The Pentagon said the increased focus on biological defense wasn’t spurred by any specific intelligence assessment. President Barack Obama’s 2009 National Strategy for Countering Biological Threats was the impetus, said Air Force Lieutenant Colonel April Cunningham, a Pentagon spokeswoman.
“A key part of the strategy is a broad effort to increase capability worldwide to conduct effective and timely disease surveillance” and counter disease outbreaks, Cunningham said.
The Obama administration is due to release its budget recommendations on Feb. 13 for the fiscal year starting Oct. 1.
“I would put ricin at the top of the list” of threats, Gregg said. “You can get a deadly amount of it pretty easily.”
The Defense Department first revised its chemical and biological weapons programs for the year that started Oct. 1 “to increase focus on biological capabilities such as bio surveillance and medical countermeasures,” Cunningham said in an e-mailed response to questions.
Downplaying Some Aspects
She said the department now is increasing funding for the next fiscal year to expand work under the Cooperative Threat Reduction program, which involves joint work with other nations.
This year’s assessment downplays concern that countries may have supplied help in developing or obtaining weapons of mass destruction.

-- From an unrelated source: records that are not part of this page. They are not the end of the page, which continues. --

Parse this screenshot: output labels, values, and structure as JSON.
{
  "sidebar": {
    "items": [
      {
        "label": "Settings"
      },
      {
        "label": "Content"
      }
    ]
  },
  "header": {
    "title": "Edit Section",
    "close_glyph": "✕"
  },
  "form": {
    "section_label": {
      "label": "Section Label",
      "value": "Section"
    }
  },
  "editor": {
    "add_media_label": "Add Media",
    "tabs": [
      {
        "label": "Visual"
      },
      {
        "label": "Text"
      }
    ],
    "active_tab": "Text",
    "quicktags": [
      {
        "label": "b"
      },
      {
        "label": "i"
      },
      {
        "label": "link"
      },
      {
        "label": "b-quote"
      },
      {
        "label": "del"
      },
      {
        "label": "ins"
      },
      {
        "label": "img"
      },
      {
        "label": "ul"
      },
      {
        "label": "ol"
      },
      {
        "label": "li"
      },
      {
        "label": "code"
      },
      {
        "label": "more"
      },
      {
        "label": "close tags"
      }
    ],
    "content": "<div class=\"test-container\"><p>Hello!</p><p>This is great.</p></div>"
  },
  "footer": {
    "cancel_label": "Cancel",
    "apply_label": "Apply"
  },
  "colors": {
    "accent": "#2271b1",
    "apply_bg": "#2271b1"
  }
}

“We assess that no nation-states have provided WMD assistance to terrorist groups and that no non-state actors are targeting WMD sites in countries with unrest,” Clapper said in the written statement.